Classes and Constructors

This is how Dart looks:

class MyClass {
  var value;

  MyClass() {
    print ("constructor");


main() {
  MyClass my = new MyClass.woho("something");
  MyClass dft = new MyClass();

I have made up a class with a member called „value“. Followed by two constructors. The first one is very easy to explain, it is pretty much like the default constructor in Java. The second one is different: it is a named constructor. These act like every constructor, just with a name. If you would like to call it, you need to call:

new MyClass.constructorname()

This is because in dynamically typed languages it is not really easy to add a feature as „overloading“. If you look at the constructor signature, it is a bit weird:


No brackets. It means that you assign the first parameter to the member field „value“ automatically. This is very nice and actually you’ll find things like this in other aspects of the language too. This does not prevent you to do something like:

MyClass.woho(this.value) {

Of course you can make it look like Java too:

MyClass.woho(var value) {


JavaScript developers don’t like types too much, but for Java dev, things are not so easy. They say, you’ll need types to build huge systems. There will be no answer to these questions, but how can Dart deal with these two different philosophies? The answer is: optional types.

If you use types in Dart you should know they your program will not fail at runtime when your types are somehow wrong. It can even be compiled to JavaScript. That being said, types are not as strong as in Java.

Google devs say you can use types for documentation.

In addition they give you a type checker tool which finds issues for you and generates warnings. It is more a „Lint“ tool and you should not mistake it with what you get on the Eclipse problems view. You need to enable it manually to make it work.

On the commandline it is:

dart --enable_type_checks myfile.dart

This generates warnings in the following code:

class MyClass {
  String value;
  MyClass.woho(String value) {
     this.value = value;

main() {
  MyClass my = new MyClass.woho("something");
  print ( my.value );
  MyClass my = new MyClass.woho(new Other());

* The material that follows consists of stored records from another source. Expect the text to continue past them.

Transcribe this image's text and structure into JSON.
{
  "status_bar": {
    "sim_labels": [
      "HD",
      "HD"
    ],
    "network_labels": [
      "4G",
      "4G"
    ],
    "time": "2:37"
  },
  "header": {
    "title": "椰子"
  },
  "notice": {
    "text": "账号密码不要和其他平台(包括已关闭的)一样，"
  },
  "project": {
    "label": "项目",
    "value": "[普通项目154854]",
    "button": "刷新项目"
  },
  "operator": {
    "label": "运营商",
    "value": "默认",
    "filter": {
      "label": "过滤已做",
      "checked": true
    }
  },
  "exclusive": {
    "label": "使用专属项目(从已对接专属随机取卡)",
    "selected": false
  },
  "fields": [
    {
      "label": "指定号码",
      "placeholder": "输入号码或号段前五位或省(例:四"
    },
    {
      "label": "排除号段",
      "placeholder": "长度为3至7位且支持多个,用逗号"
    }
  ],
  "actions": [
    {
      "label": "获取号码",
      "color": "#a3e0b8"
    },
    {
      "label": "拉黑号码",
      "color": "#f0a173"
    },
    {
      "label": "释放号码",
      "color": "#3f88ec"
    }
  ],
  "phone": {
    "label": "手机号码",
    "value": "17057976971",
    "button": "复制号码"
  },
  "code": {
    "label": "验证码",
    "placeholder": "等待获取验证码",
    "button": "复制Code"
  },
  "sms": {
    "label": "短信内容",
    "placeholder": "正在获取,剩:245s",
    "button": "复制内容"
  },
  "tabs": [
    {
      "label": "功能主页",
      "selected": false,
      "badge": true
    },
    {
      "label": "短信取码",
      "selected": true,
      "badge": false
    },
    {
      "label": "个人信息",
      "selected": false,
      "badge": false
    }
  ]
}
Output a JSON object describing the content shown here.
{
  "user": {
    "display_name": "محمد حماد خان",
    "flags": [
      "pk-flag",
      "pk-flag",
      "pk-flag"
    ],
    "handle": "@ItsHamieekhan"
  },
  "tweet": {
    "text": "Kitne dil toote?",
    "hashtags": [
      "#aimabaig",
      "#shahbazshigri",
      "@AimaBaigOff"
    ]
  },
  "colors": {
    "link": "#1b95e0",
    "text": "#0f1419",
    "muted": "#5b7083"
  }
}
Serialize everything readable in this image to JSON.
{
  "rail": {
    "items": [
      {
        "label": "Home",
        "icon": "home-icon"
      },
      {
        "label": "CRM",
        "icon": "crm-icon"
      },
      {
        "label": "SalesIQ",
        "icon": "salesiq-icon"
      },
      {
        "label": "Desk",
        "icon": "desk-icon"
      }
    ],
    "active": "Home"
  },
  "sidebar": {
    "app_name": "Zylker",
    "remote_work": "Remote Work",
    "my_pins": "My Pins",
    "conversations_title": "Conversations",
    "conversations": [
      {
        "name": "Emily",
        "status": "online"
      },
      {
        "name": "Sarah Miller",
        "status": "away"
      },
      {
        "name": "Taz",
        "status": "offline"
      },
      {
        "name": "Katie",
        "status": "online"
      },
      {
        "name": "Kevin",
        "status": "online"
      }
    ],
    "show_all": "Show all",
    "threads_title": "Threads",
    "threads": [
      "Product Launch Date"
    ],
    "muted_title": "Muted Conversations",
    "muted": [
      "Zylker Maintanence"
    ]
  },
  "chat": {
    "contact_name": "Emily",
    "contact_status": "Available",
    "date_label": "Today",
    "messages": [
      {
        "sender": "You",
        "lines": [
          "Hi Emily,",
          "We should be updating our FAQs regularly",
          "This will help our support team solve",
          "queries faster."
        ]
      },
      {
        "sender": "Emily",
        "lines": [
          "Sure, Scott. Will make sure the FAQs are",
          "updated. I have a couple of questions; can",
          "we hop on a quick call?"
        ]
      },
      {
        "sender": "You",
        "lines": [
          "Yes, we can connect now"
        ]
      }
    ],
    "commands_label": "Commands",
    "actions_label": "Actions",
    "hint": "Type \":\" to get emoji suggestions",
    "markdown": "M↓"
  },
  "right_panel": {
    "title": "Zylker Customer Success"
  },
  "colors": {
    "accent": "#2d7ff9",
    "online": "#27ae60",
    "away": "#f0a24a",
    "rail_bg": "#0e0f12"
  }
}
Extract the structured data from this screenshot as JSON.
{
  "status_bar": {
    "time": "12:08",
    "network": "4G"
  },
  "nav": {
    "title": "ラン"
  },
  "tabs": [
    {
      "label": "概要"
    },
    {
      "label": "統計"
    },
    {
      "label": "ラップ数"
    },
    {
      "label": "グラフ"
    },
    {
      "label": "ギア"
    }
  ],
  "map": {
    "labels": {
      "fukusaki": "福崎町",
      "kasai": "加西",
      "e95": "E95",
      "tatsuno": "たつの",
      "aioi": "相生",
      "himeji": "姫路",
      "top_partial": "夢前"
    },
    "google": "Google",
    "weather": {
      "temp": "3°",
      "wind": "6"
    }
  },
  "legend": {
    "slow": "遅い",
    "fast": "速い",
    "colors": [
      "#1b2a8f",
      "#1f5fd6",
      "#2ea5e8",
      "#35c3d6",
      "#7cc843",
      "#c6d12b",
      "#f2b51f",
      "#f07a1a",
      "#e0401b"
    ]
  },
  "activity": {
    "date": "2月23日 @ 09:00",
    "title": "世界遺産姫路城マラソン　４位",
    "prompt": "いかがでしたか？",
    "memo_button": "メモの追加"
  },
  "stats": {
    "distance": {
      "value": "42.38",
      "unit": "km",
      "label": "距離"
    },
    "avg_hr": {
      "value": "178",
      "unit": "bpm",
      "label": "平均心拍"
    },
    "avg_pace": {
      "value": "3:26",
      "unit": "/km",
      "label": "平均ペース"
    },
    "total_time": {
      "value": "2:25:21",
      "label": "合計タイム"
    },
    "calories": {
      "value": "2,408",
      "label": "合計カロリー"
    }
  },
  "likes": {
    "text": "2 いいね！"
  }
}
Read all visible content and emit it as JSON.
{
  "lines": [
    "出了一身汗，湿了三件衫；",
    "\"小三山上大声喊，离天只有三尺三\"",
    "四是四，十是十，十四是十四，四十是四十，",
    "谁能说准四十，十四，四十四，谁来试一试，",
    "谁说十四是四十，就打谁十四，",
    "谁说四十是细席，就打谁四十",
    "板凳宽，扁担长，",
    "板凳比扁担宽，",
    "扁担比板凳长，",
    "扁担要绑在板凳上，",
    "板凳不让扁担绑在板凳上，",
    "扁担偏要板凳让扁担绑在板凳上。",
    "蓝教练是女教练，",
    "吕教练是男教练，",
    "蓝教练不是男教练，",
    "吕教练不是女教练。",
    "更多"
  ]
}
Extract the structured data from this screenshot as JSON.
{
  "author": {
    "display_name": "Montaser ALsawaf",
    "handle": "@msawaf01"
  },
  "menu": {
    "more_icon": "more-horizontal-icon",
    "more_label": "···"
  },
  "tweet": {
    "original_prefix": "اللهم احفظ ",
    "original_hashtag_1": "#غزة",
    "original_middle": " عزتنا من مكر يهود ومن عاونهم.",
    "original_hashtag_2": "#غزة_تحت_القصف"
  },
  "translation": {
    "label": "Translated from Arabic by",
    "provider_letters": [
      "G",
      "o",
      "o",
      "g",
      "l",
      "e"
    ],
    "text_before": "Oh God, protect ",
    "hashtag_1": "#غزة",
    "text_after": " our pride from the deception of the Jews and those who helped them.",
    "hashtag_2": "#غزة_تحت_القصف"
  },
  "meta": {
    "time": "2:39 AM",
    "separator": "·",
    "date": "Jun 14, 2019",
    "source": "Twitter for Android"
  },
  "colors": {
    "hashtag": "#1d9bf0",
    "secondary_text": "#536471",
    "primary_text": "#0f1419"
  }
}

Bob Nystrom wrote, jQuery gave us some revelations on CSS selection of elements. Therefore it seems the selection mechanism in Dart is pretty similar to jQuery. So here ist he difference, starting with JavaScript:


In jQuery:

$(.#myDiv); or like $().find(‚#myDiv);

Finally in Dart:


Dart selector methods are only two: query and queryAll. You are able to select one element or a group of elements. Instead of an array like in JavaScript you get a Collections in return. Again it looks as this is a gift for Java developers.

Here is another selector example:

elem.queryAll(.myClass .otherClass);

It selects elements with these two classes. Dart also has streamlined the way you can get attributes from a specific element.

What else?

There is the factory pattern build into the language. I have already read „Design Patterns are so outdated“. I cannot agree. Design Patterns still are a useful way to communicate between developers. The Factory pattern is a very important one and widely used. If you don’t want it, you are not forced to use it. But looking at it, it is really smart and nice.

There are already very good a clean APIs for the most important work (like Collections). There are Exceptions and there are Generics. One might say, why do you need Generics when you have such a weak typing system? Again: it is about readability and of course you have the type checker doing some work for you – before you go into production.

Isolates are there. This is powerful and I expect that there will be a chance to create multi-threaded apps with Dart in a while.


Dart is young! There is room for development and it is not ready for production yet. But hey, no problem. It looks GOOD. It is open source. The good thing is, you can make look it like JavaScript or like Java. Listening to the latest rumours it might be available in Android phones, and hey, who knows? Maybe Dart becomes the language which replaces Java in a few years on the phone? It is actually not the worst idea when I think on the performance of my Android Emulator. Let’s see what happens when people start to write frameworks and when browsers allow Dart code.

Tags: #Dart #Java #JavaScript #jQuery #Open Source